As Shields was recovering, she also launched Beginning Is Now, an online community that encourages women to live their fullest lives at every age. Just don’t expect her to be the new Gwyneth Paltrow. “Once you have wellness, well-being, well-anything on a brand or platform, immediately people are like, ‘Oh, like Goop,’ ” Shields said, referencing to Paltrow’s upscale wellness empire. “That’s a compliment, in all honesty. I think what she did was tremendous. But we’re a different demographic, and my real focus is on being accessible and relatable.”
After all, “accessible and relatable” has always been the Shields brand. And she’s determined to carry it forward with the next generation. This fall, she tearfully dropped Rowan off to begin her freshman year at Wake Forest University. Months earlier, the mother-daughter duo got matching ladybug tattoos, a tribute to Rowan’s newborn nickname, “Bug.” Shields’s younger daughter, Grier, is signed with IMG Models, but Shields is adamant she’ll also go to college, and she’s worked hard to make both girls more independent than she was with her own mother.
“Brooke’s not managing their careers. She’s going to their sports games. She’s talking to them about boy problems,” Wentworth said. “At home, it’s a very old-fashioned nuclear family.

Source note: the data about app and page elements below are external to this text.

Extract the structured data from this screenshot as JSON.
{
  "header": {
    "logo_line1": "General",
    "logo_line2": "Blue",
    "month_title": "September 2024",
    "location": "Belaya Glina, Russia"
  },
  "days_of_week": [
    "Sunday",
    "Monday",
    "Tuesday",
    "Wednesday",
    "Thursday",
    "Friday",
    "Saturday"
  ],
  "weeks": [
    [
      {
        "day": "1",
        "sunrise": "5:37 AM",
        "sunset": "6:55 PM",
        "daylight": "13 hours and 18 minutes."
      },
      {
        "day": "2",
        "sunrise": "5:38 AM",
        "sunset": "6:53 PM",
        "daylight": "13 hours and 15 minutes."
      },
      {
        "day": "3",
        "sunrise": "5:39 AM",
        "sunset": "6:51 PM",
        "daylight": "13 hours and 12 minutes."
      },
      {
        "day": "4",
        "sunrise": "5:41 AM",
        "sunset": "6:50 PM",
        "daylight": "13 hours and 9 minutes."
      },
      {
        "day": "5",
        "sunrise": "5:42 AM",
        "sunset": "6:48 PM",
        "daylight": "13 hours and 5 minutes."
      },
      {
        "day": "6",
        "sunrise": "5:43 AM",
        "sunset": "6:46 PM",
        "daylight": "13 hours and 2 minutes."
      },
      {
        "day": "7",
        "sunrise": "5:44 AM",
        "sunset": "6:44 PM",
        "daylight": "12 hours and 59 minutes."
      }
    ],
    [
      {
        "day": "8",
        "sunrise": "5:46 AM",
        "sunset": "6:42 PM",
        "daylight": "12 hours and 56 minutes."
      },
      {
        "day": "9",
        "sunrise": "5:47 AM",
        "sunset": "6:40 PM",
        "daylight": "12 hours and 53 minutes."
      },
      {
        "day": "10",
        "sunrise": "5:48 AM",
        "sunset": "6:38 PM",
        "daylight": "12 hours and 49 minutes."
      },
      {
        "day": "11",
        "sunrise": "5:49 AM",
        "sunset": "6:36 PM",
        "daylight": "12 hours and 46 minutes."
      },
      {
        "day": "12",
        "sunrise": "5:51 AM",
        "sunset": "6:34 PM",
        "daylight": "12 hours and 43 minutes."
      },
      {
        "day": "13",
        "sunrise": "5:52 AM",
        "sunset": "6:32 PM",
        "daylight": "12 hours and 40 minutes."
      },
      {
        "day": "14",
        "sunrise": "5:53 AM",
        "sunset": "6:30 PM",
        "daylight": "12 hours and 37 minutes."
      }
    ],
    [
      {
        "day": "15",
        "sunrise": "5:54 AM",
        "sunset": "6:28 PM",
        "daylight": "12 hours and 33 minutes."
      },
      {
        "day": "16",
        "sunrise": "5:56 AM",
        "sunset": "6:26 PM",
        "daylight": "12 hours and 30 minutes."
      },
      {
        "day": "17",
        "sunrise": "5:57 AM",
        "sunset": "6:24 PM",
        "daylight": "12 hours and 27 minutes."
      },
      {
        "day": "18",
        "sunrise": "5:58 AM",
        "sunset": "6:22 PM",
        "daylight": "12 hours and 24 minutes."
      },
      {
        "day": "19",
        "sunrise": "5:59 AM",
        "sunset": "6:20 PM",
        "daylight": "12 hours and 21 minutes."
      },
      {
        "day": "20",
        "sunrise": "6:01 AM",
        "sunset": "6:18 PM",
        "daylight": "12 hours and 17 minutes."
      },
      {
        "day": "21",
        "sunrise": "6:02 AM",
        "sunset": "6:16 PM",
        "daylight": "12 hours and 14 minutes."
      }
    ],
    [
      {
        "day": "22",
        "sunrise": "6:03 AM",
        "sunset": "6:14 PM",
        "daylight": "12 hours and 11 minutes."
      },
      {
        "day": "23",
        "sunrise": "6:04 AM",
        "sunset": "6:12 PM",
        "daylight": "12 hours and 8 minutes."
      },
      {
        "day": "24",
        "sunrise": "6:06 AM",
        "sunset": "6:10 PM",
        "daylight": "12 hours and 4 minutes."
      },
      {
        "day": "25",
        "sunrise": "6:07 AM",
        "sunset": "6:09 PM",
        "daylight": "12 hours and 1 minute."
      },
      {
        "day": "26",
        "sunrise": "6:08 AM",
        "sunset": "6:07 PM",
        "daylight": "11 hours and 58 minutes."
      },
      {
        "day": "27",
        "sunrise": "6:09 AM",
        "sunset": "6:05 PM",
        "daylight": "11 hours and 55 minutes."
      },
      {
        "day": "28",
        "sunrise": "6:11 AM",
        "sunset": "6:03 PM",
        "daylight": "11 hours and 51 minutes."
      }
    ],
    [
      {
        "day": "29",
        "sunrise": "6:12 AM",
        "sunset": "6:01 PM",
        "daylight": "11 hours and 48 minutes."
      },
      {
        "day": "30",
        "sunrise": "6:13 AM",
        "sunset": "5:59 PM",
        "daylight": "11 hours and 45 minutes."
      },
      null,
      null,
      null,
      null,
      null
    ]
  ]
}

I think she created a childhood for her children that she didn’t have herself.”
In public, Shields moves through the world with the confidence of someone who has turned heads for more than half a century. But the passage of time and realities of aging are challenging for most, and they’re amplified enormously when the world is forever obsessed with the person you once were.
“You have to understand that just by virtue of growing up, I’m considered a disappointment. I don’t feel that internally, but if you are the face of a decade, it can only be a face of that decade, right?” Shields said, speaking with the frank candor of a woman who has spent endless hours talking about why she is the way she is. “When it became interesting was in my mid- to late 40s,” she added, then paused to reflect. “Here’s what I don’t do. I haven’t chased youth. I try to do all the things to be my best, but I’m not trying to look like I did in my 20s.”
While she said she’s happy to get a peel or a fraxel laser treatment, she’s terrified of “not looking like myself.” Even her famous eyebrows have remained largely untouched, having survived the pencil-thin trend of the early 2000s to witness the current era of bushy lamination.
“People are so funny,” she continued. “They’ll say, ‘You still look great.’ It’s like, for what, 100? You do realize that I have lived — that these aren’t just lines of an old person. These are laughter lines. These are having children lines. These are worrying about these little people I brought into the world who I would die for lines. That is so much more interesting to me” than youth.
And she’s not shrinking away from the spotlight anytime soon. She has more potential Netflix rom-coms in development, as well as ideas for a possible series, and the expansion of Beginning Is Now — the first project she’s put her own money into — on the horizon.
“I’ve never been at this much of a pivot and a new chapter in my life,” she said. “But when something frightens me, that’s when I go deeper. That’s just always been who I am.”
Ashley Spencer is a freelance writer and reporter whose work has appeared in The Washington Post, the New York Times, Vanity Fair and elsewhere. Follow her at @AshleyySpencer.